* Requirement: Isolate every line in the records below with "title" in it.

━━ Data for this task

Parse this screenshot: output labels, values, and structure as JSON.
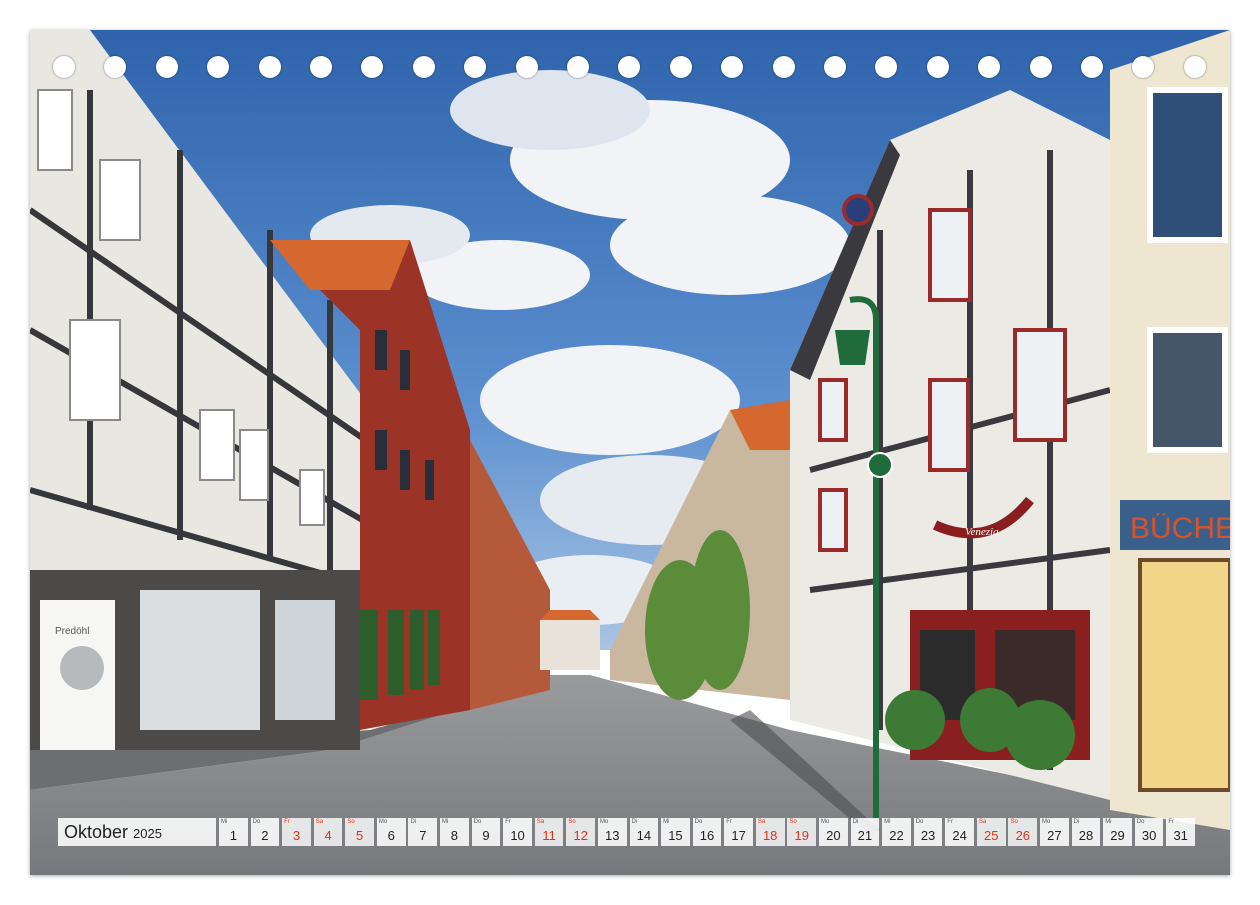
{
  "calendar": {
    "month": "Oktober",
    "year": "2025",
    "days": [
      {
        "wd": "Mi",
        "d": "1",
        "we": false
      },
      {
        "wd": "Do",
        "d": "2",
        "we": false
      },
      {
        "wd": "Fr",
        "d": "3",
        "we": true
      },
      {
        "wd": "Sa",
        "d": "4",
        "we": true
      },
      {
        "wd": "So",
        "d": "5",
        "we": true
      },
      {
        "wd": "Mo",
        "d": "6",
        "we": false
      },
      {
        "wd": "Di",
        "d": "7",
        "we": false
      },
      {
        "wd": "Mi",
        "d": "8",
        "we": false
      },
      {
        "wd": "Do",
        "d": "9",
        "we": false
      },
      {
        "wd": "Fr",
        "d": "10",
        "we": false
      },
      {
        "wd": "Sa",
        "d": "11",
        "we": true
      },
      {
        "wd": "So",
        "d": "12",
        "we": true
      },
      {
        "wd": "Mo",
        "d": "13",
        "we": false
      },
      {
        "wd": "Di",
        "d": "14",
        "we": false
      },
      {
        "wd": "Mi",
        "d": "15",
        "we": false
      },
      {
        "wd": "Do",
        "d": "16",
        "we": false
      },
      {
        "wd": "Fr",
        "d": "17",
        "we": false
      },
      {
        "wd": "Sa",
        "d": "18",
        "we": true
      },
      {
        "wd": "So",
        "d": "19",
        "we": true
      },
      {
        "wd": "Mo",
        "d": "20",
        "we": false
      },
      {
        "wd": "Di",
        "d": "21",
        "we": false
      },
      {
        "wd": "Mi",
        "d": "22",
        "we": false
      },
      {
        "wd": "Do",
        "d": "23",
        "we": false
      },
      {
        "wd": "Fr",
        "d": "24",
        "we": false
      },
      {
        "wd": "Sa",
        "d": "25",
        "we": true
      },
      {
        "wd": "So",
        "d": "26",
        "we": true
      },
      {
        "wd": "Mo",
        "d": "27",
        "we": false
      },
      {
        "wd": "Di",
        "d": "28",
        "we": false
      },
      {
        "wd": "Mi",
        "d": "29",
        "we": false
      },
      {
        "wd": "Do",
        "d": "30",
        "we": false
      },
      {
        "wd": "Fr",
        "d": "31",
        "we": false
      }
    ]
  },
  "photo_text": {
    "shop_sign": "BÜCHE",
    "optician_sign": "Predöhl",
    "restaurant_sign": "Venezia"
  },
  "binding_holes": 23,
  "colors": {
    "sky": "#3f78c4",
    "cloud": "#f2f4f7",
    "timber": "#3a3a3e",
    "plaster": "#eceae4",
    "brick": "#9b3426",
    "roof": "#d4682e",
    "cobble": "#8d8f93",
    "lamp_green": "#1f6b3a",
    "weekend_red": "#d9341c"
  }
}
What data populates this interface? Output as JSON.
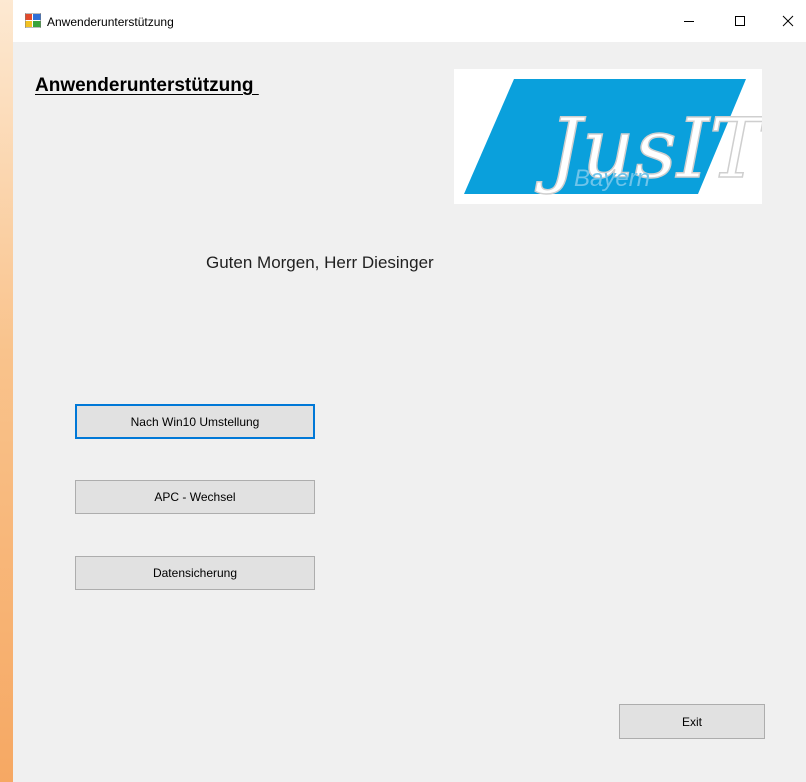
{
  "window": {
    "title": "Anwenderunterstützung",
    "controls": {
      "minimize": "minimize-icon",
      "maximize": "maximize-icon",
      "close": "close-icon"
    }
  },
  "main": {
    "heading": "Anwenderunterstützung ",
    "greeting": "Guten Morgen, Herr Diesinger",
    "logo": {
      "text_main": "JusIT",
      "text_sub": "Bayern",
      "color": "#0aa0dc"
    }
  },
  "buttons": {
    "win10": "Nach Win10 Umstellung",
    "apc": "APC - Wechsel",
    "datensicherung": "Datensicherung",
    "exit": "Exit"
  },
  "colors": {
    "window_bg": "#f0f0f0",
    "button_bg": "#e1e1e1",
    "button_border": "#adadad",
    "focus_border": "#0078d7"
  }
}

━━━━
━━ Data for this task

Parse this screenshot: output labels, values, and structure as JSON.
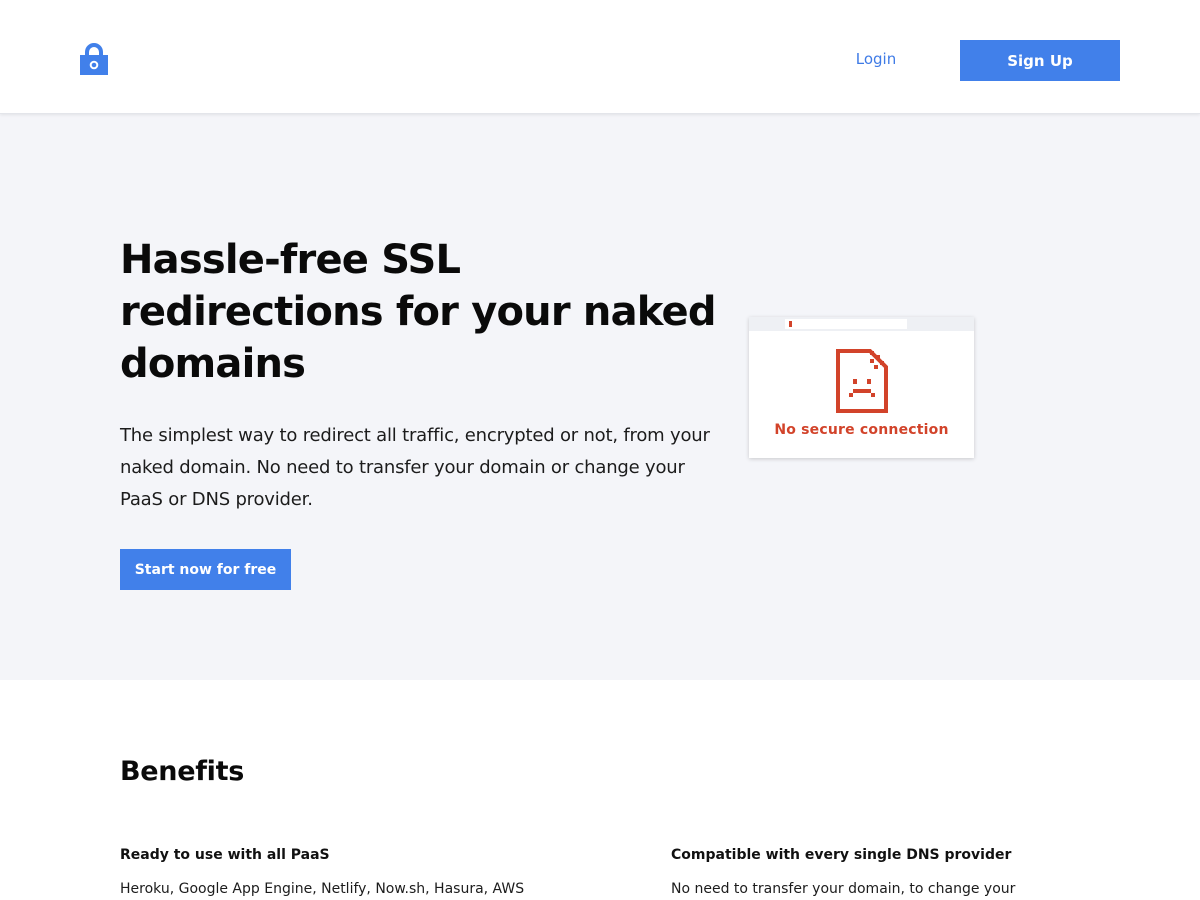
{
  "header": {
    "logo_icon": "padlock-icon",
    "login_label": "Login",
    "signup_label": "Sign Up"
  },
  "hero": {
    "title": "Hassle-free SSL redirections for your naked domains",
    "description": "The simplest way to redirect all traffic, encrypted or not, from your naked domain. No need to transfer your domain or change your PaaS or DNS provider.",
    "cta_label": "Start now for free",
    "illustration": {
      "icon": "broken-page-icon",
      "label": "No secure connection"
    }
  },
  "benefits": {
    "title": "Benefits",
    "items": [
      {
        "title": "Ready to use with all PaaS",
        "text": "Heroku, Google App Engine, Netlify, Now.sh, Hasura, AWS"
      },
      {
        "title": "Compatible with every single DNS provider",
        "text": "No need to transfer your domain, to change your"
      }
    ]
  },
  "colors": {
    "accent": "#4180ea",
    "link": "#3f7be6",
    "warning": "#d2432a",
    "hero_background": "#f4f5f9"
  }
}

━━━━
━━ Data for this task

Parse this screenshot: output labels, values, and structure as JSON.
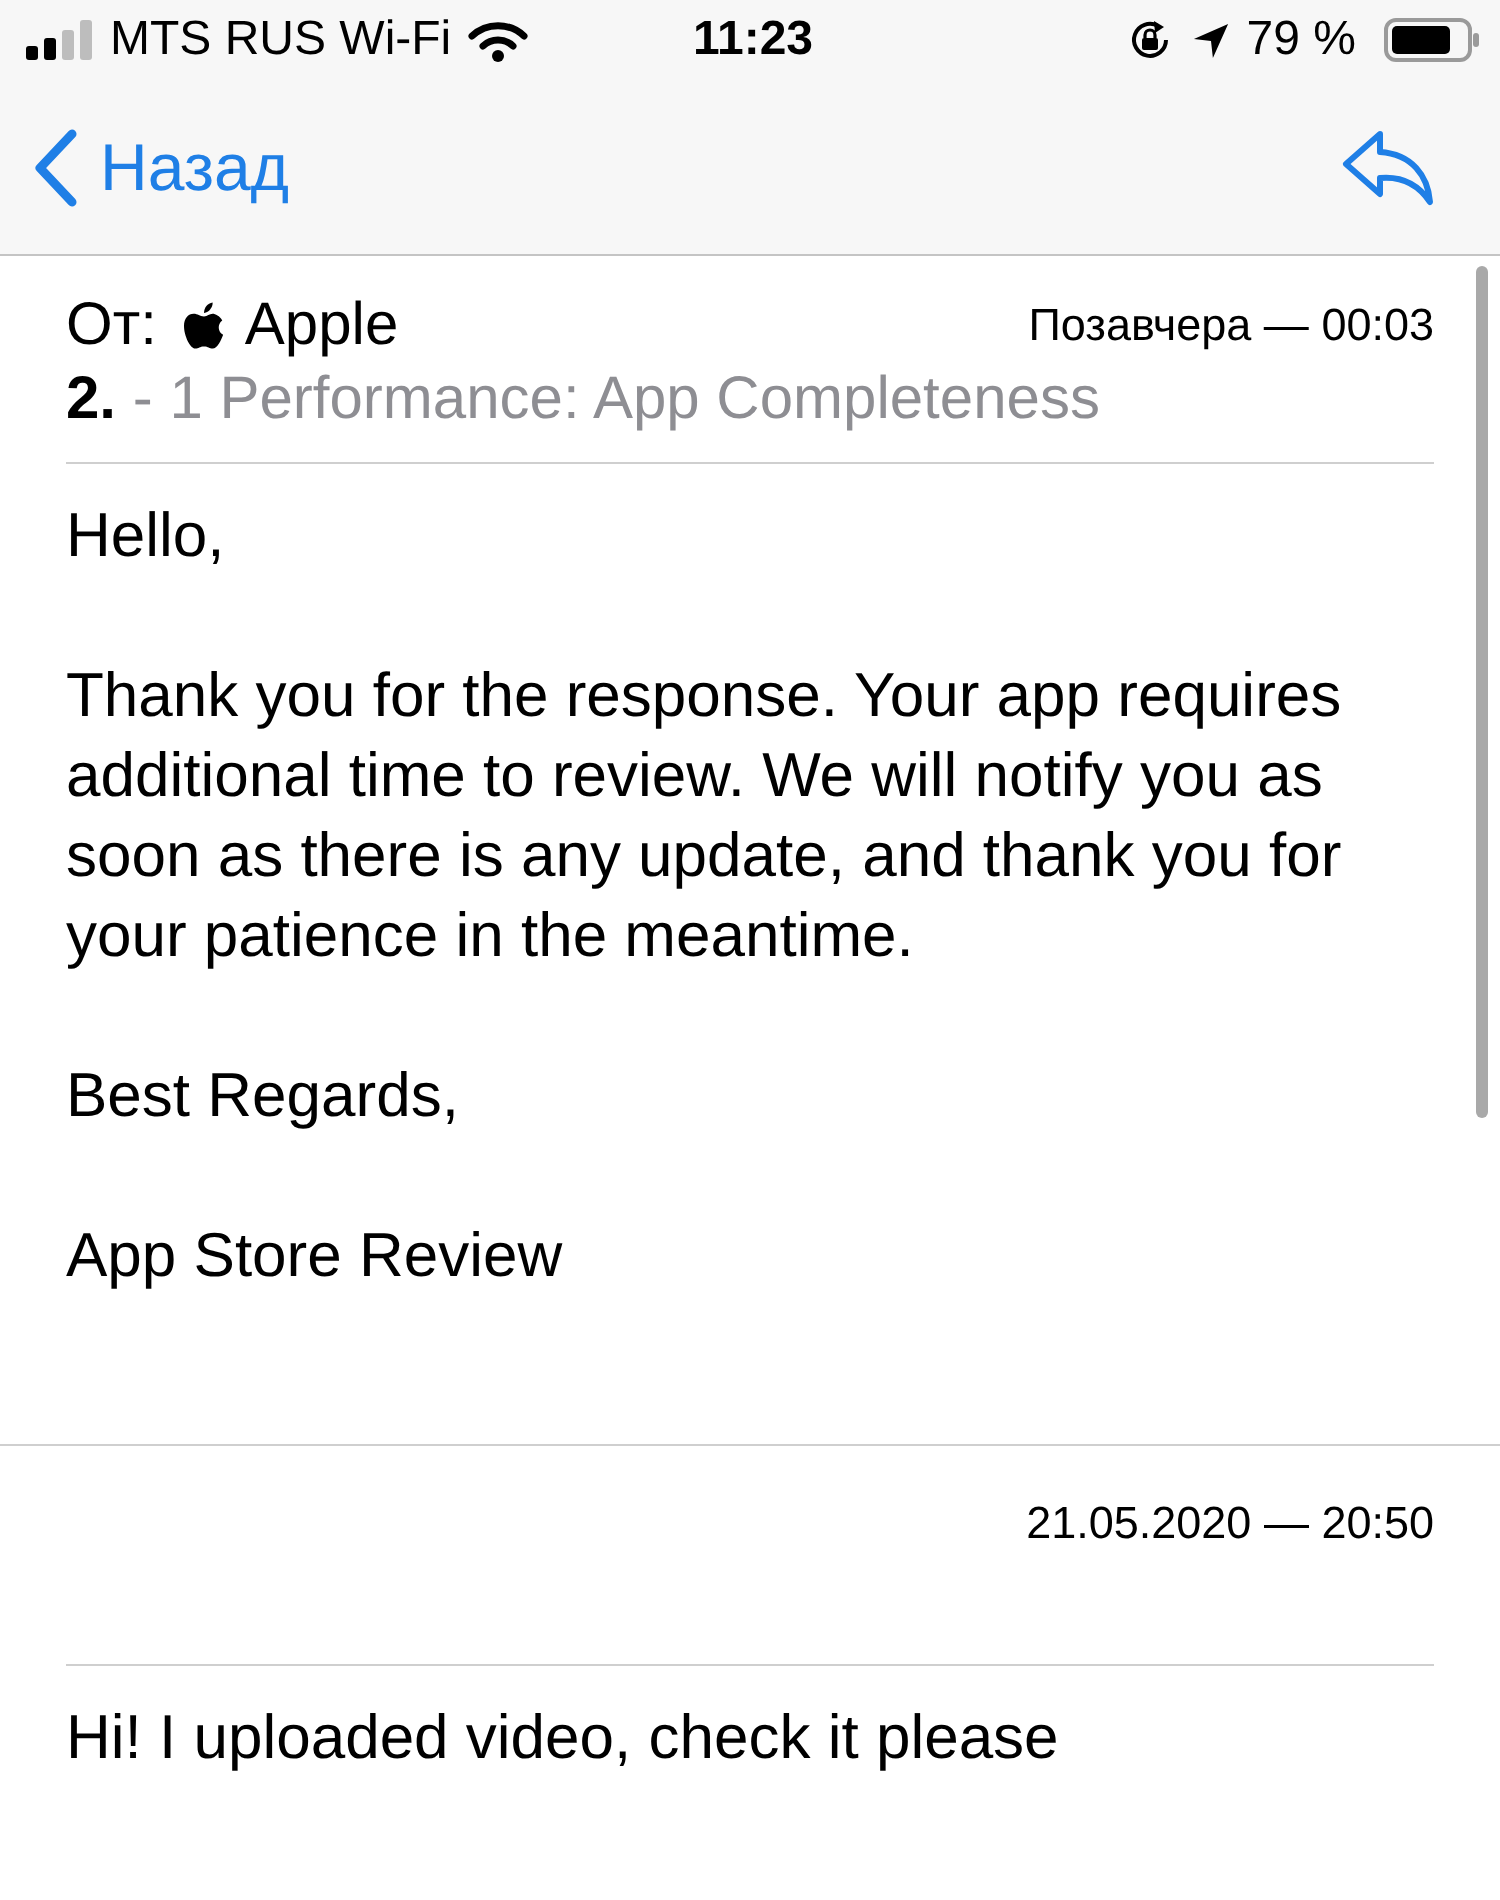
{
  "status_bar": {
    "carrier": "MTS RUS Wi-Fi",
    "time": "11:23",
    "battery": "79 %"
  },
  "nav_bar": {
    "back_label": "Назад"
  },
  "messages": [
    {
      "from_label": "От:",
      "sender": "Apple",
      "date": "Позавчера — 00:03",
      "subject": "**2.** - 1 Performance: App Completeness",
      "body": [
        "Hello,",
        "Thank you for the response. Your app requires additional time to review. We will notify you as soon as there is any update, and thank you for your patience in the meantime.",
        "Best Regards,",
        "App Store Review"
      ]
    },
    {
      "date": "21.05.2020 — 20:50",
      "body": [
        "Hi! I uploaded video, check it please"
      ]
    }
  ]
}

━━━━

* Exercise solution:
    "title": "Anwenderunterstützung",
    "title": "Hassle-free SSL redirections for your naked domains",
    "title": "Benefits",
        "title": "Ready to use with all PaaS",
        "title": "Compatible with every single DNS provider",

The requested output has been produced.